Political parties emerged a little after representative assemblies. Members within these assemblies, who held similar views, soon began gathering together to influence policies as they desired. The need for organized groups was felt in representative assemblies to ensure that they commanded a majority to head the government. This was noticed in United Kingdom in the 18th century.
In India, Indian National Congress (INC) was the first political party. It was established in 1885. During the freedom struggle many parties like Muslim League, Communist Party, Hindu Mahasabha, etc. were formed. Many parties were also formed after Independence. Some of these are regional parties like TDP, Shiv Sena, others were formed when they broke away from the main party for e.g., NCP, TMC broke a way from INC while other parties were formed to represent a specific ideology e.g., BJP, Akali Dal, AIMIM or toward specific issues e.g., TRS (Telangana).
Classification Of Political Parties:
In India, political parties are classified as ‘National’ or ‘State’ parties. The Election Commission has set up certain criteria. For a political party be eligible to be recognised as a National party.
- It secures at least six percent (6%) of the valid votes polled in any four or more states, at a general election to the House of the People or, to the State Legislative Assembly.
- In addition, it wins at least four seats in the House of the People (Lok Sabha) from any State or States. OR
- It wins at least two percent (2%) seats in the House of People (i.e., 11 seats in the existing House having 543 members), and these members are elected from at least three different States.
At present there are seven National parties i.e. Indian National Congress (INC), Bharatiya Janata Party (BJP), Communist Party of India (CPI), Communist Party of India Marxist (CPM), Bahujan Samaj Party (BSP), Nationalist Congress Party (NCP) and All India Trinamool Congress (TMC).
State-level parties are also called Regional parties since their presence is restricted to one or more states for e.g., Dravida Munnetra Kazhagan (DMK) and All India Anna Dravida Munnetra Kazhagam AIADMK (Tamil Nadu) or TDP (Andhra Pradesh).
Levels Of Representation And Decision Making:
In India, which is a federation, decision making occurs at both the national and state levels. It also takes place at the local level i.e., in local self-government. Political parties serve as channels of representation at all three levels.
Interest Groups And Pressure Groups:
Interest groups and pressure groups are informal channels that seek to represent the people. A pressure group is an interest group that is organized to influence public opinion and government policy towards the fulfilment of it’s objectives and without active participation in the electoral process.

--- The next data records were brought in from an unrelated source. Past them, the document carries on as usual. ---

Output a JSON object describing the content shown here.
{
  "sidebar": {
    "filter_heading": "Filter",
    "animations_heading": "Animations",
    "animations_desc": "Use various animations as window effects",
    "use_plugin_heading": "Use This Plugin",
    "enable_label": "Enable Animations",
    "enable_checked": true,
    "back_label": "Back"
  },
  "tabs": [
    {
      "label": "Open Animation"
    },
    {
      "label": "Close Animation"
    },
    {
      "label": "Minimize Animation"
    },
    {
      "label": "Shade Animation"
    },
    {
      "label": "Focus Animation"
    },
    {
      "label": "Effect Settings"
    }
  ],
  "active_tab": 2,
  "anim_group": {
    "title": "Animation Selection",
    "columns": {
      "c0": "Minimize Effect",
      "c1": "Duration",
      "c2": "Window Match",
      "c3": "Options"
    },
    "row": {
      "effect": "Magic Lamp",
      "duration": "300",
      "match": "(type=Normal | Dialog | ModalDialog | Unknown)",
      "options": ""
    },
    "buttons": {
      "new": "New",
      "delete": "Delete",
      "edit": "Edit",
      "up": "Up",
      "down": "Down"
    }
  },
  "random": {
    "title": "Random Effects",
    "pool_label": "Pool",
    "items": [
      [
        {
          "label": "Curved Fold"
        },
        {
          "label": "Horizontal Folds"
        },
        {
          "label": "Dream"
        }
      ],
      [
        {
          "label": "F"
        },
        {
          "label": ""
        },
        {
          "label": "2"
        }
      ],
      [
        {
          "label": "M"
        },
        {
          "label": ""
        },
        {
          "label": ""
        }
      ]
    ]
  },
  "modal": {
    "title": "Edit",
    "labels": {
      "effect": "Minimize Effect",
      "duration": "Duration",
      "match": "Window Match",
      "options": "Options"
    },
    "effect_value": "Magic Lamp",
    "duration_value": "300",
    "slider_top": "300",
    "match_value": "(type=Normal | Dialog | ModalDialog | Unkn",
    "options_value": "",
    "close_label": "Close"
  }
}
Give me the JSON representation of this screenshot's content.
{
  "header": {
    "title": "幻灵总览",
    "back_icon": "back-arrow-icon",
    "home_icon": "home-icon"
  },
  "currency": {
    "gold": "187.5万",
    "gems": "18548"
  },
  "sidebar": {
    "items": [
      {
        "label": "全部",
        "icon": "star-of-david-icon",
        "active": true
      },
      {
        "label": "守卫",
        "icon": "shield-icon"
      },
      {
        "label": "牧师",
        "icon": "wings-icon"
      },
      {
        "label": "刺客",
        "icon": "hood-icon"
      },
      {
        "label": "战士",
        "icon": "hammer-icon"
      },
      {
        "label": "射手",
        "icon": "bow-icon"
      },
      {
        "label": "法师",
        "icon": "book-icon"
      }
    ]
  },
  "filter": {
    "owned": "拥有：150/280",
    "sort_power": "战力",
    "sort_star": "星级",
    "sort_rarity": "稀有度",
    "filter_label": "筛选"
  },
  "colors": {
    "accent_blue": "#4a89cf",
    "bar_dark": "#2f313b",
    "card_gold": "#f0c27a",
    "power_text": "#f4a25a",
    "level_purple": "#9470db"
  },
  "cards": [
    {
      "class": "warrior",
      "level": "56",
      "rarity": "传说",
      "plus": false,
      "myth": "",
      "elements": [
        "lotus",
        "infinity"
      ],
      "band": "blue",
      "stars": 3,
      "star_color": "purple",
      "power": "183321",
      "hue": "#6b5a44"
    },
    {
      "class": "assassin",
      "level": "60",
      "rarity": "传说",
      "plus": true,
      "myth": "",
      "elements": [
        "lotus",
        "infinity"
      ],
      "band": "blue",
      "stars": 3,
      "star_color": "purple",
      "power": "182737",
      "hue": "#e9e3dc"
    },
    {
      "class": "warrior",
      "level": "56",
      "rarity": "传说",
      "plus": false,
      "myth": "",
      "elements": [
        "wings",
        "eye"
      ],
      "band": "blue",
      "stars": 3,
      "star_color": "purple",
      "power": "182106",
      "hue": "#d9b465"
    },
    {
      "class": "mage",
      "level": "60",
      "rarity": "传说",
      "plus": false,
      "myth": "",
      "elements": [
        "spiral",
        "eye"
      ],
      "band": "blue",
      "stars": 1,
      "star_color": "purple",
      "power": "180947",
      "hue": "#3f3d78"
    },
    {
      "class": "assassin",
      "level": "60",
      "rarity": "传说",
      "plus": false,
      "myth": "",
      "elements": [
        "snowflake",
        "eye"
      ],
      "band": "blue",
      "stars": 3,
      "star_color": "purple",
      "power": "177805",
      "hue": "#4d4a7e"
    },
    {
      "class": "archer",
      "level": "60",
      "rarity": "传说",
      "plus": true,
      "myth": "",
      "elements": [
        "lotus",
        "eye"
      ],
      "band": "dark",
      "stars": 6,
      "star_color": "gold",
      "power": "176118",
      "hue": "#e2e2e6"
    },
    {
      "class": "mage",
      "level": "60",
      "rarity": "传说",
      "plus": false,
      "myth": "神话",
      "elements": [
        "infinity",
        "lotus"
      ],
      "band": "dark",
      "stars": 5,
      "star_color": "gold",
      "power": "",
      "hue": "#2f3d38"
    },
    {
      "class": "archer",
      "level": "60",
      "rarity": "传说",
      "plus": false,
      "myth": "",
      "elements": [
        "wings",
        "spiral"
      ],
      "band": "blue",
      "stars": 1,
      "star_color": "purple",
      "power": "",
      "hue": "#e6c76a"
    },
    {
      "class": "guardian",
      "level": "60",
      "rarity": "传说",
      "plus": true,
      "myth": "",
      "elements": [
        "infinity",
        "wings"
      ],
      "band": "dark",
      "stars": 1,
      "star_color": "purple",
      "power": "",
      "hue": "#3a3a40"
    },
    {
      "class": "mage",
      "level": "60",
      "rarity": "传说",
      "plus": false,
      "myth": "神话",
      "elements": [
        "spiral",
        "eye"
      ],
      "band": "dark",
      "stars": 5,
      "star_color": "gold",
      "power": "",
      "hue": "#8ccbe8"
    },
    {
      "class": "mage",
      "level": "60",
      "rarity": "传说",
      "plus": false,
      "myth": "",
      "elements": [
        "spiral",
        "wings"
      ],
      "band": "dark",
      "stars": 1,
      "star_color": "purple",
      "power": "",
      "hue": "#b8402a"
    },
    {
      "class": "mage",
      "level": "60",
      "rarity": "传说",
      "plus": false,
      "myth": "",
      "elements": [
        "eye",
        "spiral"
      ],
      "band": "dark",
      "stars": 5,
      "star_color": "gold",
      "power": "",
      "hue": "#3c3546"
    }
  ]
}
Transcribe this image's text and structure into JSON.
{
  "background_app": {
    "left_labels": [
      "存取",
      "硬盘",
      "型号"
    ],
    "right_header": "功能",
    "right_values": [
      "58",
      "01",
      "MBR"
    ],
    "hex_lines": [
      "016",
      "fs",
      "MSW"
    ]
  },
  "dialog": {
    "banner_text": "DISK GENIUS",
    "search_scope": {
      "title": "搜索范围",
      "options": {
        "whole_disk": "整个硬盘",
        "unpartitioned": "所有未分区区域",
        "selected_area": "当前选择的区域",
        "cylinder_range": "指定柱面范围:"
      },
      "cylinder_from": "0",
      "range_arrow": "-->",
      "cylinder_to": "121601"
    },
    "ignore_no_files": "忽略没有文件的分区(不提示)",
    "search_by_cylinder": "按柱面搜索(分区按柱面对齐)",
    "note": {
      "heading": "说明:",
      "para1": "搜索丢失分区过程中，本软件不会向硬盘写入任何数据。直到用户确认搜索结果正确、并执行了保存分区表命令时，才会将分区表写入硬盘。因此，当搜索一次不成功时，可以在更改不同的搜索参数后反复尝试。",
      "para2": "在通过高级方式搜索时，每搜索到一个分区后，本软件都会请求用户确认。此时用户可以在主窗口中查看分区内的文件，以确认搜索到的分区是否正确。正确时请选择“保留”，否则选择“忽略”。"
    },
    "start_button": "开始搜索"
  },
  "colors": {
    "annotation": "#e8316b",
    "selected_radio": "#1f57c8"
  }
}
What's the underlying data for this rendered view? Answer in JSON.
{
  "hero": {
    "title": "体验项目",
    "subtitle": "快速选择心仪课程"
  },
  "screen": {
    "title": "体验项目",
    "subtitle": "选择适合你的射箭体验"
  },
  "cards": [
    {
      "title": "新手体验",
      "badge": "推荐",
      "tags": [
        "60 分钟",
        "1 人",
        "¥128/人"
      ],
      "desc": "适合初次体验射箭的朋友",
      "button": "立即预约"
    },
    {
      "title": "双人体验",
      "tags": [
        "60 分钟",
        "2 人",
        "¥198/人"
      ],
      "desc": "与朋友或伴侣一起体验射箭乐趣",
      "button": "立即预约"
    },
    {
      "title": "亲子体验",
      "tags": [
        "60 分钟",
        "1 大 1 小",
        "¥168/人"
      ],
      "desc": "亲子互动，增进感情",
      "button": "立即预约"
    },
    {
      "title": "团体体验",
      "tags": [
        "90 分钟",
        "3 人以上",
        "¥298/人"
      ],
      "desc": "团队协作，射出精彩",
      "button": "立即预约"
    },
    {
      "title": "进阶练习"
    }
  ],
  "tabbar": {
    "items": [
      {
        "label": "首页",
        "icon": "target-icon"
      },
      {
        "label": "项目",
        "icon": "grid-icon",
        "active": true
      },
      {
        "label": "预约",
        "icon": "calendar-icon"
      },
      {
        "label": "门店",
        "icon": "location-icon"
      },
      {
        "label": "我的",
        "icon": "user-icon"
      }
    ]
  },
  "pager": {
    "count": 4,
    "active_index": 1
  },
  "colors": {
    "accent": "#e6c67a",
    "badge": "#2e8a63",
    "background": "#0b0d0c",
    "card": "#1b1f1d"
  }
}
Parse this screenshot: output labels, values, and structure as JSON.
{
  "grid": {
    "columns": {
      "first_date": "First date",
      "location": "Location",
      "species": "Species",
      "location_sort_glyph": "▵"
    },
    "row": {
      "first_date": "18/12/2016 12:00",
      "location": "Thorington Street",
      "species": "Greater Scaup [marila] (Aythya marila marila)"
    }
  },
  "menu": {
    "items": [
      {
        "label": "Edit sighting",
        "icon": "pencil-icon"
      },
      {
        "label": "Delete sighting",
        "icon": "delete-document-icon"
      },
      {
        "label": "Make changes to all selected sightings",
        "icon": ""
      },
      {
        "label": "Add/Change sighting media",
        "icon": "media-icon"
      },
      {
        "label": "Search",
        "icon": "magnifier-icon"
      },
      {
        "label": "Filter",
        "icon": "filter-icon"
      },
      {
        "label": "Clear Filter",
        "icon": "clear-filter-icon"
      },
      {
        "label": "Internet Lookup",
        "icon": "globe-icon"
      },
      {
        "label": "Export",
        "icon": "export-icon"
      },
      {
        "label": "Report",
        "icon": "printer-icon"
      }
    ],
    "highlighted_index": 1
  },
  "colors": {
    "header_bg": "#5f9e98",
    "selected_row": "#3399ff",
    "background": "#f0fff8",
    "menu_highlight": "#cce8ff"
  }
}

This includes interest groups in the fields of business such as Federation of India Chambers of Commerce and Industry (FICCI); for labour e.g., Indian National Trade Union Congress (INTUC), Bharatiya Kamgar Sena (BKS), for peasants e.g., Shetkari Sanghatana; for students e.g., Akhil Bharatiya Vidyarthi Parishad (ABVP), National Students Union of India (NSUI). In the USA, pressure groups are also called Lobby Groups.
Non-Government Organization (NGO’s):
Non-Governmental Organizations are another mechanism for representation. They seek to represent and to aid sections of society where the government agencies have been negligent or unsuccessful. Most NGO’s represent a cause and have people with specialized knowledge or strong convictions associated with it. In India, there are numerous NGO’s working for social causes such as for the environment or for underprivileged sections of society such as children, the disabled, women, etc.